YOUR ASSIGNMENT =
With the pictures left out, output the records below exactly.

---

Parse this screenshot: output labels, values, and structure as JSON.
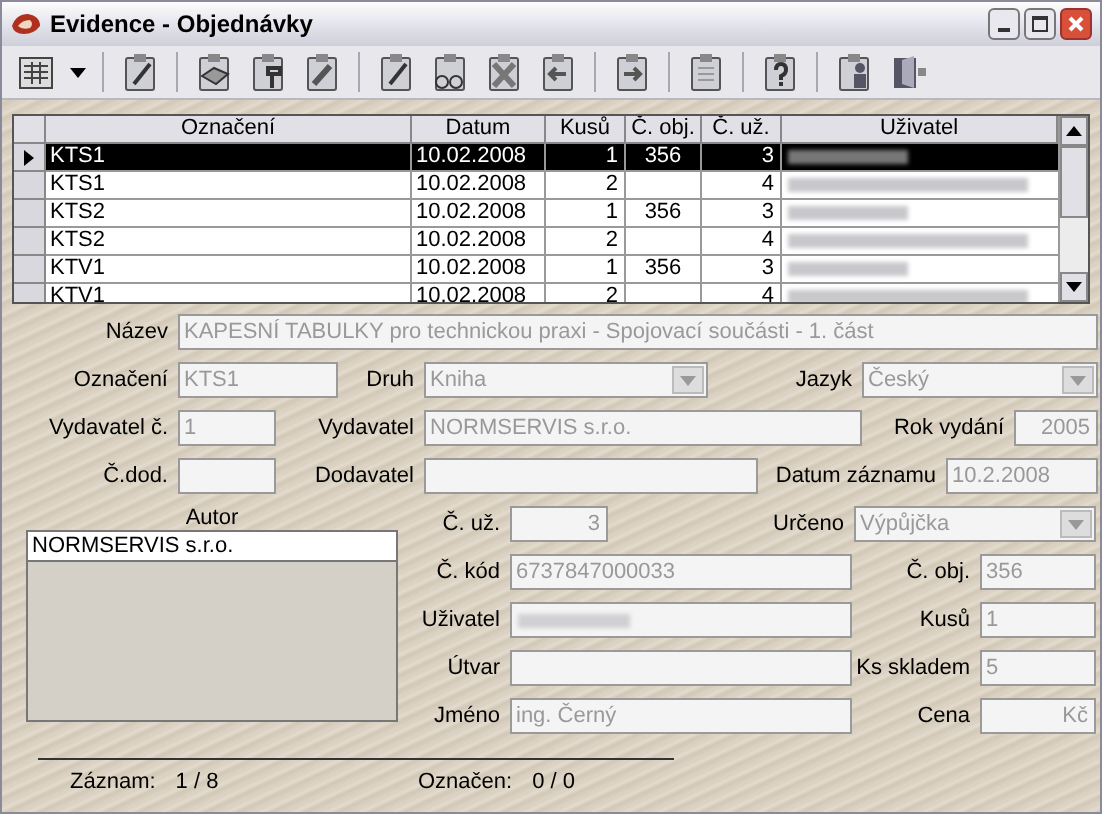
{
  "window": {
    "title": "Evidence - Objednávky"
  },
  "table": {
    "columns": [
      "Označení",
      "Datum",
      "Kusů",
      "Č. obj.",
      "Č. už.",
      "Uživatel"
    ],
    "rows": [
      {
        "cells": [
          "KTS1",
          "10.02.2008",
          "1",
          "356",
          "3"
        ],
        "user_redacted": true,
        "selected": true
      },
      {
        "cells": [
          "KTS1",
          "10.02.2008",
          "2",
          "",
          "4"
        ],
        "user_redacted": true,
        "selected": false
      },
      {
        "cells": [
          "KTS2",
          "10.02.2008",
          "1",
          "356",
          "3"
        ],
        "user_redacted": true,
        "selected": false
      },
      {
        "cells": [
          "KTS2",
          "10.02.2008",
          "2",
          "",
          "4"
        ],
        "user_redacted": true,
        "selected": false
      },
      {
        "cells": [
          "KTV1",
          "10.02.2008",
          "1",
          "356",
          "3"
        ],
        "user_redacted": true,
        "selected": false
      },
      {
        "cells": [
          "KTV1",
          "10.02.2008",
          "2",
          "",
          "4"
        ],
        "user_redacted": true,
        "selected": false
      }
    ]
  },
  "form": {
    "fields": [
      {
        "label": "Název",
        "value": "KAPESNÍ TABULKY pro technickou praxi - Spojovací součásti - 1. část",
        "kind": "text"
      },
      {
        "label": "Označení",
        "value": "KTS1",
        "kind": "text"
      },
      {
        "label": "Druh",
        "value": "Kniha",
        "kind": "combo"
      },
      {
        "label": "Jazyk",
        "value": "Český",
        "kind": "combo"
      },
      {
        "label": "Vydavatel č.",
        "value": "1",
        "kind": "text"
      },
      {
        "label": "Vydavatel",
        "value": "NORMSERVIS s.r.o.",
        "kind": "text"
      },
      {
        "label": "Rok vydání",
        "value": "2005",
        "kind": "text"
      },
      {
        "label": "Č.dod.",
        "kind": "text"
      },
      {
        "label": "Dodavatel",
        "kind": "text"
      },
      {
        "label": "Datum záznamu",
        "value": "10.2.2008",
        "kind": "text"
      }
    ]
  },
  "autor": {
    "label": "Autor",
    "items": [
      "NORMSERVIS s.r.o."
    ]
  },
  "details": {
    "fields": [
      {
        "label": "Č. už.",
        "value": "3",
        "kind": "text"
      },
      {
        "label": "Určeno",
        "value": "Výpůjčka",
        "kind": "combo"
      },
      {
        "label": "Č. kód",
        "value": "6737847000033",
        "kind": "text"
      },
      {
        "label": "Č. obj.",
        "value": "356",
        "kind": "text"
      },
      {
        "label": "Uživatel",
        "kind": "redacted"
      },
      {
        "label": "Kusů",
        "value": "1",
        "kind": "text"
      },
      {
        "label": "Útvar",
        "kind": "text"
      },
      {
        "label": "Ks skladem",
        "value": "5",
        "kind": "text"
      },
      {
        "label": "Jméno",
        "value": "ing. Černý",
        "kind": "text"
      },
      {
        "label": "Cena",
        "value": "Kč",
        "kind": "text"
      }
    ]
  },
  "status_bar": [
    {
      "label": "Záznam:",
      "value": "1 / 8"
    },
    {
      "label": "Označen:",
      "value": "0 / 0"
    }
  ]
}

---

YOUR RESPONSE =
Parse this screenshot: output labels, values, and structure as JSON.
{
  "window": {
    "title": "Evidence - Objednávky"
  },
  "table": {
    "columns": [
      "Označení",
      "Datum",
      "Kusů",
      "Č. obj.",
      "Č. už.",
      "Uživatel"
    ],
    "rows": [
      {
        "cells": [
          "KTS1",
          "10.02.2008",
          "1",
          "356",
          "3"
        ],
        "user_redacted": true,
        "selected": true
      },
      {
        "cells": [
          "KTS1",
          "10.02.2008",
          "2",
          "",
          "4"
        ],
        "user_redacted": true,
        "selected": false
      },
      {
        "cells": [
          "KTS2",
          "10.02.2008",
          "1",
          "356",
          "3"
        ],
        "user_redacted": true,
        "selected": false
      },
      {
        "cells": [
          "KTS2",
          "10.02.2008",
          "2",
          "",
          "4"
        ],
        "user_redacted": true,
        "selected": false
      },
      {
        "cells": [
          "KTV1",
          "10.02.2008",
          "1",
          "356",
          "3"
        ],
        "user_redacted": true,
        "selected": false
      },
      {
        "cells": [
          "KTV1",
          "10.02.2008",
          "2",
          "",
          "4"
        ],
        "user_redacted": true,
        "selected": false
      }
    ]
  },
  "form": {
    "fields": [
      {
        "label": "Název",
        "value": "KAPESNÍ TABULKY pro technickou praxi - Spojovací součásti - 1. část",
        "kind": "text"
      },
      {
        "label": "Označení",
        "value": "KTS1",
        "kind": "text"
      },
      {
        "label": "Druh",
        "value": "Kniha",
        "kind": "combo"
      },
      {
        "label": "Jazyk",
        "value": "Český",
        "kind": "combo"
      },
      {
        "label": "Vydavatel č.",
        "value": "1",
        "kind": "text"
      },
      {
        "label": "Vydavatel",
        "value": "NORMSERVIS s.r.o.",
        "kind": "text"
      },
      {
        "label": "Rok vydání",
        "value": "2005",
        "kind": "text"
      },
      {
        "label": "Č.dod.",
        "kind": "text"
      },
      {
        "label": "Dodavatel",
        "kind": "text"
      },
      {
        "label": "Datum záznamu",
        "value": "10.2.2008",
        "kind": "text"
      }
    ]
  },
  "autor": {
    "label": "Autor",
    "items": [
      "NORMSERVIS s.r.o."
    ]
  },
  "details": {
    "fields": [
      {
        "label": "Č. už.",
        "value": "3",
        "kind": "text"
      },
      {
        "label": "Určeno",
        "value": "Výpůjčka",
        "kind": "combo"
      },
      {
        "label": "Č. kód",
        "value": "6737847000033",
        "kind": "text"
      },
      {
        "label": "Č. obj.",
        "value": "356",
        "kind": "text"
      },
      {
        "label": "Uživatel",
        "kind": "redacted"
      },
      {
        "label": "Kusů",
        "value": "1",
        "kind": "text"
      },
      {
        "label": "Útvar",
        "kind": "text"
      },
      {
        "label": "Ks skladem",
        "value": "5",
        "kind": "text"
      },
      {
        "label": "Jméno",
        "value": "ing. Černý",
        "kind": "text"
      },
      {
        "label": "Cena",
        "value": "Kč",
        "kind": "text"
      }
    ]
  },
  "status_bar": [
    {
      "label": "Záznam:",
      "value": "1 / 8"
    },
    {
      "label": "Označen:",
      "value": "0 / 0"
    }
  ]
}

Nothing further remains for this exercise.